I have just spoken to a very helpful gentleman at the British Library who explained the procedure for accessing the original document – it doesn’t look as though that is a possibility as it is such a rare and delicate part of the Cotton Collection – but they […]
“The manuscript collections of the antiquary, Huntingdonshire landowner and administrator, Sir Robert Cotton (1571-1631) contain many maps, charts and plans. Cotton’s collecting was driven by a blend of patriotism and a passion for antiquity. The latter accounts for the presence of one of the earliest detailed European world […]
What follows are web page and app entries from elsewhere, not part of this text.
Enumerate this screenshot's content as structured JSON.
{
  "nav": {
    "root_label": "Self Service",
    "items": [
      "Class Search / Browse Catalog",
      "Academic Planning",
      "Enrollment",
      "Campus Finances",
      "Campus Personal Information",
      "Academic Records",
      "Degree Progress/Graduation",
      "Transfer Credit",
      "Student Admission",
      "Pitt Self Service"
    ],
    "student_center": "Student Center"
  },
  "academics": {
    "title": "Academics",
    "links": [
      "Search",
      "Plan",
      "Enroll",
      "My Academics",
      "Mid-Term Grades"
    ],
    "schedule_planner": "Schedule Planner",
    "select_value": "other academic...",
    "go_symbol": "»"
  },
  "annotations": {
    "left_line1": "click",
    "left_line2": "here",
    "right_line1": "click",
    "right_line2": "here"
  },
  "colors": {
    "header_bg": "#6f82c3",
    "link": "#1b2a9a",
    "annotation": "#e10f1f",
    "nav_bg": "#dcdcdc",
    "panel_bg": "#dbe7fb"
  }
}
“ManuscriptsSigeric’s journey back from Rome after receiving his pallium (either AD989 or AD990) is recorded in a manuscript… in the British Library. The manuscript forms part of the Cotton collection: Tiberius B.v., folios 34 and 35.”
The document is from the International Francigena site (a German organisation I think – hence the cycle route being in German and English?) http://www.francigena-international.org . But is it the original handwritten script of Segeric? At the very bottom of the document it states that this is from the […]
Adventus archiespiscopi nostri Sigeric ad Romam : primitus ad limitem beati Petri apostoli : deinde ad Sanctam Mariarn scolarn Anglorum: ad Sanctum Laurentium in craticula : ad Sanctum Valentinum in ponte Molui : ad Sanctam Agnes : ad Sanctum Laurentium foris murum : ad Sanctum Sebastianum : ad […]
“Usually the pilgrims were men, but women could undertake the trip as well. The person had to pay his debts, prepare a will, receive from his local priest his pilgrim costume, ask forgiveness of anyone whom he might have offended and finally to say goodbye to everyone before […]
A good, clear picture of the route from Cantebury to Rome and confirmation, if it is needed that “The roads that Sigeric followed became known as the Via Francigena (the road to France) or “Via Romea” (the road to Rome)”. Hence the name of the blog.http://www.san-quirico.com/francigena_eng.htm
Here is a picture of the serious monk himself – at Glastonbury Abbey in Somerset complete with plaque….